"We would not recommend obviously leaving younger children home alone," said Webb. "What we want to see is that children are protected. And, if a parent doesn't think that the child can protect themselves and care for themselves don't risk it. Don't leave them home alone and something happen."
"We get several calls a month about this," Lt. Terry Hastings with the Little Rock Police.
Calls to law enforcement about children watching children always go up in the summer months. Lt. Hastings said his officers have some guidelines they keep in mind.
"You have to understand where the child is in their maturity. 13 is probably a good age for us," said Lt. Hastings. "Anything under about 10 and 11 - if we get a call, there could be charges filed against the parents."
Before the age of 13, Lt. Hastings said most kids aren't able to handle the kinds of emergencies that can pop up.
"If a stranger comes to the door, tell them not to open that door. If someone tries to break in, have an escape plan for them. If the house catches fire, what do you do?"
Walking your kids through those scenarios is the key to keeping them safe. Lt. Hastings suggests before leaving them home alone you should always do the following:
-Leave them with safety instructions regarding the house, the alarm system, and the appliances.
-Make sure they know basic first aid.
-Make sure they have all emergency phone numbers listed and have access to a working phone.
-Find a trusted adult, a neighbor or a relative who lives close by and can get to your kids quickly.
-Childproof your home. Lock up alcohol, medications and firearms.
-Set clear house rules regarding friends, TV, and internet access.
Staying home alone is a big step. If your kids demonstrate responsibility at school, are respectful of rules and danger, they may be ready. However, Sharon Long, Education Coordinator at Centers for Youth and Family points out if this isn't something your kids are seeking out on their own, mom and dad shouldn't force it out of convenience.
"Because if we are making that decision to leave a teenager home alone or a teen with a younger child home alone based on our need for a baby sitter, then it's probably not the right decision," said Long.

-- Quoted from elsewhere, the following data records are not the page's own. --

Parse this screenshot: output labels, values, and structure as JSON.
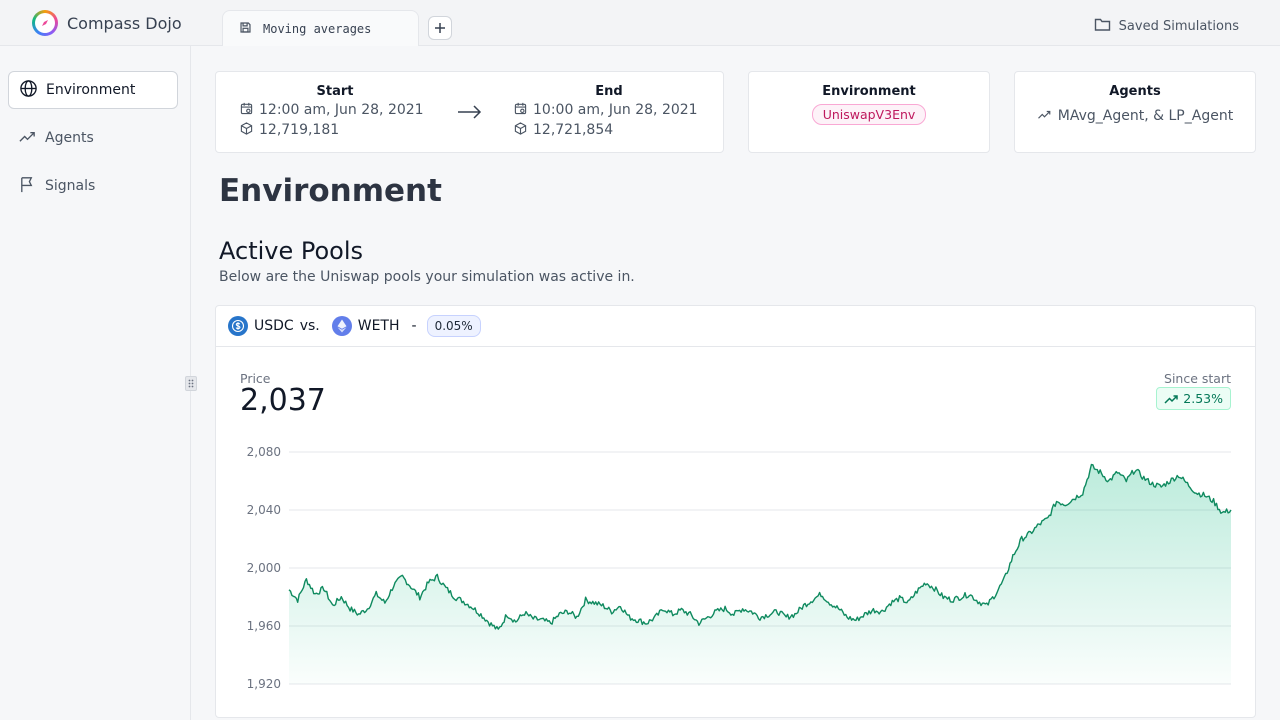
{
  "app": {
    "name": "Compass Dojo"
  },
  "tabs": [
    {
      "label": "Moving averages"
    }
  ],
  "header": {
    "saved_label": "Saved Simulations"
  },
  "sidebar": {
    "items": [
      {
        "label": "Environment",
        "icon": "globe-icon",
        "active": true
      },
      {
        "label": "Agents",
        "icon": "trend-icon",
        "active": false
      },
      {
        "label": "Signals",
        "icon": "flag-icon",
        "active": false
      }
    ]
  },
  "summary": {
    "start": {
      "title": "Start",
      "time": "12:00 am, Jun 28, 2021",
      "block": "12,719,181"
    },
    "end": {
      "title": "End",
      "time": "10:00 am, Jun 28, 2021",
      "block": "12,721,854"
    },
    "environment": {
      "title": "Environment",
      "value": "UniswapV3Env"
    },
    "agents": {
      "title": "Agents",
      "value": "MAvg_Agent, & LP_Agent"
    }
  },
  "page": {
    "title": "Environment",
    "section_title": "Active Pools",
    "section_subtitle": "Below are the Uniswap pools your simulation was active in."
  },
  "pool": {
    "token0": "USDC",
    "vs": "vs.",
    "token1": "WETH",
    "dash": "-",
    "fee": "0.05%",
    "price_label": "Price",
    "price_value": "2,037",
    "since_label": "Since start",
    "since_value": "2.53%"
  },
  "colors": {
    "accent": "#0f8a5f",
    "fill": "#10b981"
  },
  "chart_data": {
    "type": "area",
    "title": "",
    "xlabel": "",
    "ylabel": "",
    "ylim": [
      1920,
      2080
    ],
    "yticks": [
      2080,
      2040,
      2000,
      1960,
      1920
    ],
    "ytick_labels": [
      "2,080",
      "2,040",
      "2,000",
      "1,960",
      "1,920"
    ],
    "grid": true,
    "series": [
      {
        "values": [
          1985,
          1978,
          1992,
          1982,
          1986,
          1974,
          1980,
          1972,
          1968,
          1972,
          1982,
          1976,
          1988,
          1994,
          1987,
          1980,
          1990,
          1994,
          1986,
          1980,
          1977,
          1973,
          1968,
          1962,
          1957,
          1968,
          1963,
          1969,
          1965,
          1964,
          1962,
          1968,
          1970,
          1966,
          1978,
          1976,
          1974,
          1970,
          1974,
          1966,
          1964,
          1962,
          1966,
          1972,
          1968,
          1971,
          1968,
          1962,
          1966,
          1970,
          1972,
          1968,
          1972,
          1970,
          1966,
          1968,
          1970,
          1966,
          1968,
          1974,
          1978,
          1982,
          1976,
          1972,
          1966,
          1964,
          1968,
          1971,
          1970,
          1976,
          1979,
          1976,
          1984,
          1990,
          1986,
          1980,
          1978,
          1980,
          1982,
          1977,
          1974,
          1982,
          1992,
          2008,
          2020,
          2024,
          2030,
          2034,
          2046,
          2044,
          2048,
          2052,
          2070,
          2066,
          2060,
          2066,
          2060,
          2068,
          2062,
          2058,
          2056,
          2060,
          2064,
          2058,
          2052,
          2050,
          2046,
          2038,
          2040
        ]
      }
    ]
  }
}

Enrolling your child in a babysitting course is a great way to help prepare them for being home alone. Those courses are offered regularly through the Red Cross or Arkansas Children's Hospital.